Whichever way the Medicare debate goes, there’s no relief in the overall trend: Health care costs for people 65 and over will continue to rise.
Any legislative reforms – whether they cut Medicare funding or not – are probably a ways away. But even if nothing changes, what seniors pay for health care is still going up. Medicare deductibles and co-pays for hospital rose 3% in 2011, the same increase as the year before. Medicare deductibles for doctors’ visits rose 4.5% for 2011, after a 14% jump the year before, according to data from the Centers for Medicare & Medicaid Services and from benefits consulting group The Segal Company. For the optional Medicare Part D plan, which 60% of Medicare recipients buy to offset prescription drug costs, the monthly premium rose by up to 10% on average, according the Kaiser Family Foundation.
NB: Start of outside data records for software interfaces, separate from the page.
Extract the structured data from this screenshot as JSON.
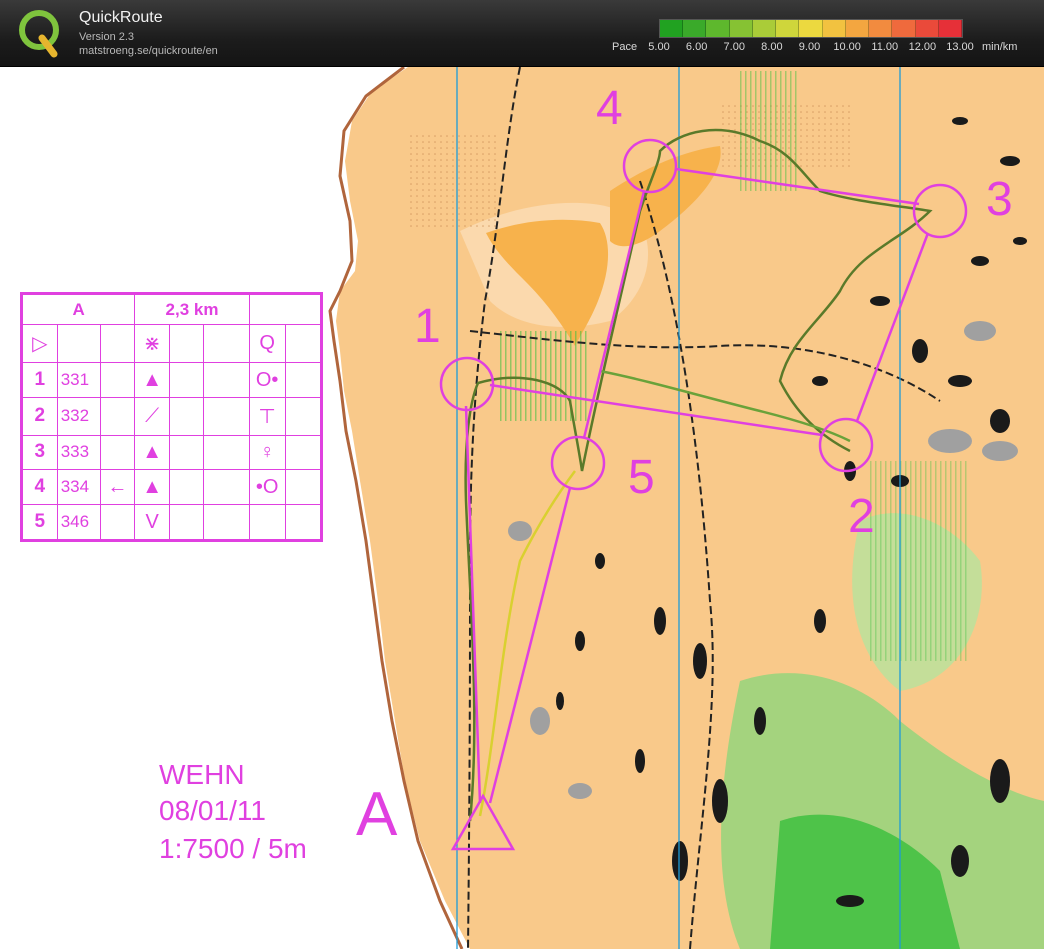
{
  "app": {
    "name": "QuickRoute",
    "version": "Version 2.3",
    "url": "matstroeng.se/quickroute/en"
  },
  "pace": {
    "label": "Pace",
    "ticks": [
      "5.00",
      "6.00",
      "7.00",
      "8.00",
      "9.00",
      "10.00",
      "11.00",
      "12.00",
      "13.00"
    ],
    "unit": "min/km",
    "colors": [
      "#21a221",
      "#3aaa2a",
      "#5eb82d",
      "#86c233",
      "#aacc38",
      "#cfd63b",
      "#ecd93f",
      "#f2c240",
      "#f3a640",
      "#f28b3f",
      "#ef6a3d",
      "#ea4a3a",
      "#e63038"
    ]
  },
  "course": {
    "name": "A",
    "length": "2,3 km",
    "controls": [
      {
        "number": "1",
        "code": "331",
        "direction": "",
        "feature": "▲",
        "detail": "O•"
      },
      {
        "number": "2",
        "code": "332",
        "direction": "",
        "feature": "⟋",
        "detail": "⊤"
      },
      {
        "number": "3",
        "code": "333",
        "direction": "",
        "feature": "▲",
        "detail": "♀"
      },
      {
        "number": "4",
        "code": "334",
        "direction": "←",
        "feature": "▲",
        "detail": "•O"
      },
      {
        "number": "5",
        "code": "346",
        "direction": "",
        "feature": "V",
        "detail": ""
      }
    ],
    "start_symbol": "▷",
    "start_feature": "⋇",
    "start_detail": "Q"
  },
  "event": {
    "club": "WEHN",
    "date": "08/01/11",
    "scale": "1:7500 / 5m"
  },
  "map_labels": {
    "start": "A",
    "c1": "1",
    "c2": "2",
    "c3": "3",
    "c4": "4",
    "c5": "5"
  },
  "colors": {
    "overprint": "#e040e0",
    "terrain": "#f9c98a",
    "forest_green": "#3fbf3f",
    "north_lines": "#1e9bd7"
  }
}
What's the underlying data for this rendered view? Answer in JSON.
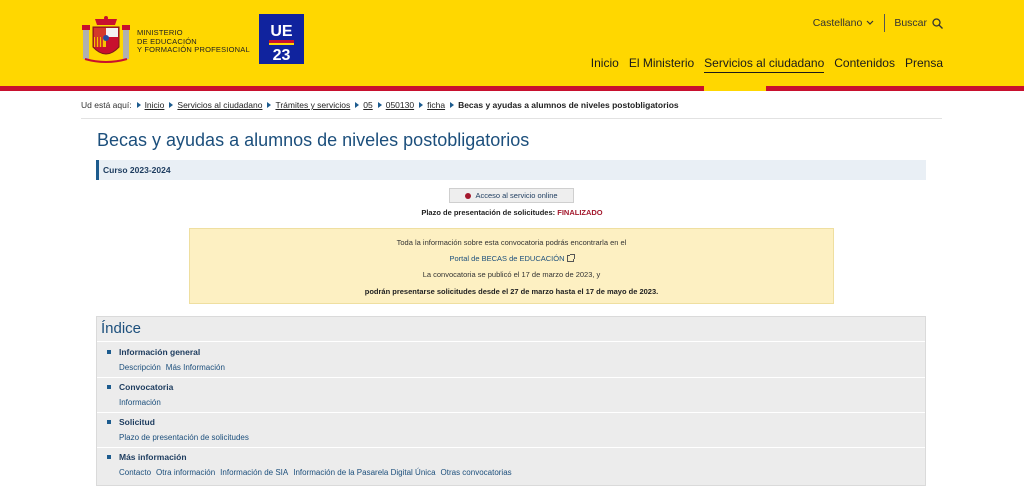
{
  "header": {
    "ministry_lines": [
      "MINISTERIO",
      "DE EDUCACIÓN",
      "Y FORMACIÓN PROFESIONAL"
    ],
    "ue23_top": "UE",
    "ue23_bottom": "23",
    "language": "Castellano",
    "search_label": "Buscar",
    "nav": [
      {
        "label": "Inicio"
      },
      {
        "label": "El Ministerio"
      },
      {
        "label": "Servicios al ciudadano"
      },
      {
        "label": "Contenidos"
      },
      {
        "label": "Prensa"
      }
    ],
    "active_nav": "Servicios al ciudadano",
    "colors": {
      "yellow": "#ffd700",
      "red": "#c8102e",
      "ue_blue": "#10239e"
    }
  },
  "breadcrumb": {
    "prefix": "Ud está aquí:",
    "items": [
      "Inicio",
      "Servicios al ciudadano",
      "Trámites y servicios",
      "05",
      "050130",
      "ficha"
    ],
    "current": "Becas y ayudas a alumnos de niveles postobligatorios"
  },
  "page": {
    "title": "Becas y ayudas a alumnos de niveles postobligatorios",
    "curso": "Curso 2023-2024",
    "access_button": "Acceso al servicio online",
    "plazo_label": "Plazo de presentación de solicitudes:",
    "plazo_status": "FINALIZADO"
  },
  "info_box": {
    "line1": "Toda la información sobre esta convocatoria podrás encontrarla en el",
    "link": "Portal de BECAS de EDUCACIÓN",
    "line3": "La convocatoria se publicó el 17 de marzo de 2023, y",
    "line4": "podrán presentarse solicitudes desde el 27 de marzo hasta el 17 de mayo de 2023."
  },
  "indice": {
    "title": "Índice",
    "sections": [
      {
        "title": "Información general",
        "links": [
          "Descripción",
          "Más Información"
        ]
      },
      {
        "title": "Convocatoria",
        "links": [
          "Información"
        ]
      },
      {
        "title": "Solicitud",
        "links": [
          "Plazo de presentación de solicitudes"
        ]
      },
      {
        "title": "Más información",
        "links": [
          "Contacto",
          "Otra información",
          "Información de SIA",
          "Información de la Pasarela Digital Única",
          "Otras convocatorias"
        ]
      }
    ]
  }
}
Consumers, however, have some choices that can help them save. About 28% of large companies that offer health benefits to employees offered retiree coverage in 2010, though that’s down from 34% in 2005, according to the Kaiser Family Foundation. Medicare Advantage, a private Medicare plan offered by insurance companies, may be a better value than Medicare and Medigap, says Thomas Carroll, managing director who tracks health insurance companies at Stifel Nicolaus. There is a trade-off: Policyholders often have to stick to a network of doctors and health care providers to get the coverage.